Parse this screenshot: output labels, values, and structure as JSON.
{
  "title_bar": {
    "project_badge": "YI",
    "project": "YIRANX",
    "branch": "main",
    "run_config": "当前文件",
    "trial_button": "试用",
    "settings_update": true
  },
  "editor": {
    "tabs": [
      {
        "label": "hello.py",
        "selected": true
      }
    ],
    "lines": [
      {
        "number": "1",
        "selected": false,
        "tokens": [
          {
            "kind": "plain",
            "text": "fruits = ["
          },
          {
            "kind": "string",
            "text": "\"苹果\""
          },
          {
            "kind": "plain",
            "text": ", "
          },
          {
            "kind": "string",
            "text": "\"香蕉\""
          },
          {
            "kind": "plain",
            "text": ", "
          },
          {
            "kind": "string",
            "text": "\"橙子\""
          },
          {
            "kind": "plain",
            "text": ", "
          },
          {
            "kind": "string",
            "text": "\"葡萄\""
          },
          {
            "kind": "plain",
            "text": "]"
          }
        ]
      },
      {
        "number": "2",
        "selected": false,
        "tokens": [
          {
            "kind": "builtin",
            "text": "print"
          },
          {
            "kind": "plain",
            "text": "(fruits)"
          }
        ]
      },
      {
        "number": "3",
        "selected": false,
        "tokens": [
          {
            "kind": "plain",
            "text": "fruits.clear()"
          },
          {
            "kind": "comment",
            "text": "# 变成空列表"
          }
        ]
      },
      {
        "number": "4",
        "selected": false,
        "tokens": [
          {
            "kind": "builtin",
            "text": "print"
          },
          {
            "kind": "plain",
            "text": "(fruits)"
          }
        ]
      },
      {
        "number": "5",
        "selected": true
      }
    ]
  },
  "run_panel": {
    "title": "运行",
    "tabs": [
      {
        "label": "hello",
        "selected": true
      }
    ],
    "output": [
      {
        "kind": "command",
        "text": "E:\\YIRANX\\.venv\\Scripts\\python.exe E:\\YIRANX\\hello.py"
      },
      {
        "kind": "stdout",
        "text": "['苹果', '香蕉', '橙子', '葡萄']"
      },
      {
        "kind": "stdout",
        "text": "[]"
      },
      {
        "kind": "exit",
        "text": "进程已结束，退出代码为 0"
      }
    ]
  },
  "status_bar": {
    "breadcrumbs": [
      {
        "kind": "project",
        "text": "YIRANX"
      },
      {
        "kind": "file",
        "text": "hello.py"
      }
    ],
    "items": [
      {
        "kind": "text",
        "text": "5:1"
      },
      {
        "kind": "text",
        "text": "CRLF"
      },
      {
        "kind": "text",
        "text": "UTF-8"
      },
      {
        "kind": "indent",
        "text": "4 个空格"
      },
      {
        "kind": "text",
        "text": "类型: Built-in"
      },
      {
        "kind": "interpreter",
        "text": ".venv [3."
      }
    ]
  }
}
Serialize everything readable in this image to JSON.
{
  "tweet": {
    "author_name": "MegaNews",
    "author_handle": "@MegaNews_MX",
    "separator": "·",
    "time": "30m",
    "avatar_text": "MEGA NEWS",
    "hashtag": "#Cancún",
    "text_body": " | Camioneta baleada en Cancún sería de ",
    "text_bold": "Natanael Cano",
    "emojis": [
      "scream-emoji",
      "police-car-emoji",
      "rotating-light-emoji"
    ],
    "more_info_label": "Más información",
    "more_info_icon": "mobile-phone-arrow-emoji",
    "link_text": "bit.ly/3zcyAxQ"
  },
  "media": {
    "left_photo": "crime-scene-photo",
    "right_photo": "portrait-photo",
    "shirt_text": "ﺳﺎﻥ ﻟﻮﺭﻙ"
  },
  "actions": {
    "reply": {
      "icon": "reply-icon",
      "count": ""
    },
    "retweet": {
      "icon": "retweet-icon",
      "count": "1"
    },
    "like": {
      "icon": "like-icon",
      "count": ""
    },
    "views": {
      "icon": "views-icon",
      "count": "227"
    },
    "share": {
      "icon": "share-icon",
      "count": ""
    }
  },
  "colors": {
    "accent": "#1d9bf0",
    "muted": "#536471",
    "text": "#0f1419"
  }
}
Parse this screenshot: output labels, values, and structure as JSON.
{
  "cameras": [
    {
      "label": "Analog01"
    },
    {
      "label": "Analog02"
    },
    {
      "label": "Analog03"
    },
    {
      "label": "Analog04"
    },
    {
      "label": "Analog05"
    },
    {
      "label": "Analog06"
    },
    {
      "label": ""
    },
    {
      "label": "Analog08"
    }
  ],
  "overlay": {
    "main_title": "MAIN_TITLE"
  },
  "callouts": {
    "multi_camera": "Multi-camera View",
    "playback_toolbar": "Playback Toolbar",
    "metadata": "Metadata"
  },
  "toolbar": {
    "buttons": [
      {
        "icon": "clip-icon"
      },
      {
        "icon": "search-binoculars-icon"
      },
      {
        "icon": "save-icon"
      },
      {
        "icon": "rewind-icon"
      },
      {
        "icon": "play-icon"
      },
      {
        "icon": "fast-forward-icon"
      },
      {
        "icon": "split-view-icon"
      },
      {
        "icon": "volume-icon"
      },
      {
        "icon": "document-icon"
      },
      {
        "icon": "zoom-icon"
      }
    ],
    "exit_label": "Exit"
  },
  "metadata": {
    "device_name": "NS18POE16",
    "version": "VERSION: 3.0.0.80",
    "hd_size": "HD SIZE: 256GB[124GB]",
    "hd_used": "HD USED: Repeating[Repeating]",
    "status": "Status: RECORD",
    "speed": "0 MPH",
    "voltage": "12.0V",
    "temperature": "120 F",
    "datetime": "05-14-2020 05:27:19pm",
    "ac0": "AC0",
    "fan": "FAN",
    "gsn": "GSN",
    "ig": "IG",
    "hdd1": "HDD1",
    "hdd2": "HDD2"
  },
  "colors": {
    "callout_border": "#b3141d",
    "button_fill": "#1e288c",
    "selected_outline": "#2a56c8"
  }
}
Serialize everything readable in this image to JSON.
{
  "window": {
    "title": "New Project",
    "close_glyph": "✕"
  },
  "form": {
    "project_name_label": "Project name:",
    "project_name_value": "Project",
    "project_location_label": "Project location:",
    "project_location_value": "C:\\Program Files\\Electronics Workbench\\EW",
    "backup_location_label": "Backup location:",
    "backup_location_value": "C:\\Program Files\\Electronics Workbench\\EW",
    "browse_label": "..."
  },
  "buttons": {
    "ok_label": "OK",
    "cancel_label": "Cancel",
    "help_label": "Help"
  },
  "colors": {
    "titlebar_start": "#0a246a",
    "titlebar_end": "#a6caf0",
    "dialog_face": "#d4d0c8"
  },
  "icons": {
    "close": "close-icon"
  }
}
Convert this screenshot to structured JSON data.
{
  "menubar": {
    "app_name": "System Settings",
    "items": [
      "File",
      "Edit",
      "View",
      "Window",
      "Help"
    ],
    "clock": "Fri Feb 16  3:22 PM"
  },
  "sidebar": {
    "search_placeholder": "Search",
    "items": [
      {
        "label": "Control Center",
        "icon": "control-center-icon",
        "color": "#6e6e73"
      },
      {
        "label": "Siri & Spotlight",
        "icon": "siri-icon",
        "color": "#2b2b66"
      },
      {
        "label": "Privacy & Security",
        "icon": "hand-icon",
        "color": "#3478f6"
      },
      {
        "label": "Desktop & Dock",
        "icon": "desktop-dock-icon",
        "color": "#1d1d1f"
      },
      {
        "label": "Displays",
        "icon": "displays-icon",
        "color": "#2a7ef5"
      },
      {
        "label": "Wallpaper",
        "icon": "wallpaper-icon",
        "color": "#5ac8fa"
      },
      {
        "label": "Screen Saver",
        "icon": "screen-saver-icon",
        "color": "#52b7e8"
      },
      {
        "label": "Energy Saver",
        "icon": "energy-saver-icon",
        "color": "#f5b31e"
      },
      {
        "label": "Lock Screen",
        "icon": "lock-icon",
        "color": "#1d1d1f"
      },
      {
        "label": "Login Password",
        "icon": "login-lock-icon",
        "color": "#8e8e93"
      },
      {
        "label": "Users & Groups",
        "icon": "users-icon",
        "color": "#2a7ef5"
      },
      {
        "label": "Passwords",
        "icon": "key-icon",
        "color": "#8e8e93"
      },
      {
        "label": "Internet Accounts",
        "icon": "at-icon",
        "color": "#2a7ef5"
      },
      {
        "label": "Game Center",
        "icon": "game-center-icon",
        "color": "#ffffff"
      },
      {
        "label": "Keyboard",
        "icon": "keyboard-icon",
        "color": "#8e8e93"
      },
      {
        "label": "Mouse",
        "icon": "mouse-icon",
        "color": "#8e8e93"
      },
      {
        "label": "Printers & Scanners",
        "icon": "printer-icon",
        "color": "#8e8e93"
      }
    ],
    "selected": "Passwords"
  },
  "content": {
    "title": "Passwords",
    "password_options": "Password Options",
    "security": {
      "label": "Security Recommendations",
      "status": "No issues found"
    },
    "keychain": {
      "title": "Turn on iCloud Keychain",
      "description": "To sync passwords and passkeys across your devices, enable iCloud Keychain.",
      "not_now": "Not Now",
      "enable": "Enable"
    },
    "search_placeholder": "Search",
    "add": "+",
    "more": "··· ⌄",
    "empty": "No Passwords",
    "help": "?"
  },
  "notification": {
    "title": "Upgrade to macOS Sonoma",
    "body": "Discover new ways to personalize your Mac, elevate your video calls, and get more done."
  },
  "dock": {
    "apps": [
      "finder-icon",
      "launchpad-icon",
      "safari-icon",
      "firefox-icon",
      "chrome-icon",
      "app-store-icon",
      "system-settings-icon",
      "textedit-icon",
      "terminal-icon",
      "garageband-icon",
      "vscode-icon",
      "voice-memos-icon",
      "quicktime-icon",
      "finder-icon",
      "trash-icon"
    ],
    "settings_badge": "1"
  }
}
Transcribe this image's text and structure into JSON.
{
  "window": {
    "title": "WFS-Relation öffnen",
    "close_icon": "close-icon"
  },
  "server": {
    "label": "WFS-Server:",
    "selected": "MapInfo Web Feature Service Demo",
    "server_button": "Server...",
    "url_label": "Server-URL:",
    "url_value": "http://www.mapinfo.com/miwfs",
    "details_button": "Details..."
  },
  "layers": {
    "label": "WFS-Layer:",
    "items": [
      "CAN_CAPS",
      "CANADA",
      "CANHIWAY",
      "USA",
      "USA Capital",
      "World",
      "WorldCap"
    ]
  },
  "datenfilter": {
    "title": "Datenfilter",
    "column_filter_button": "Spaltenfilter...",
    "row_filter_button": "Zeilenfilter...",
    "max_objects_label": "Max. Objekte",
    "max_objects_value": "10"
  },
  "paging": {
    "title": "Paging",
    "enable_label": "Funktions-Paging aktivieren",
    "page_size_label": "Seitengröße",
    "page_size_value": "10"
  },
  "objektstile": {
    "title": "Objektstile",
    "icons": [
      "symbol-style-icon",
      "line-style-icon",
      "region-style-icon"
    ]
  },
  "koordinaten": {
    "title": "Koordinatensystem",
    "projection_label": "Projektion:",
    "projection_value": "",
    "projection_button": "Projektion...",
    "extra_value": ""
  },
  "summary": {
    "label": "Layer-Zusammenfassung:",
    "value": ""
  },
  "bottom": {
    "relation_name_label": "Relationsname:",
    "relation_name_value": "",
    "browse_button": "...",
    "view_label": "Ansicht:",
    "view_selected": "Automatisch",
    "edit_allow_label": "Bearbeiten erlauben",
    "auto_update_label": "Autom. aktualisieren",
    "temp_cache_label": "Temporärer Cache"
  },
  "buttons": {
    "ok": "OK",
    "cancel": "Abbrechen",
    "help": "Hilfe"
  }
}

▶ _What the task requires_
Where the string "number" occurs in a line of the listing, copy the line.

▶ _Solved problem_
        "number": "1",
        "number": "2",
        "number": "3",
        "number": "4",
        "number": "5",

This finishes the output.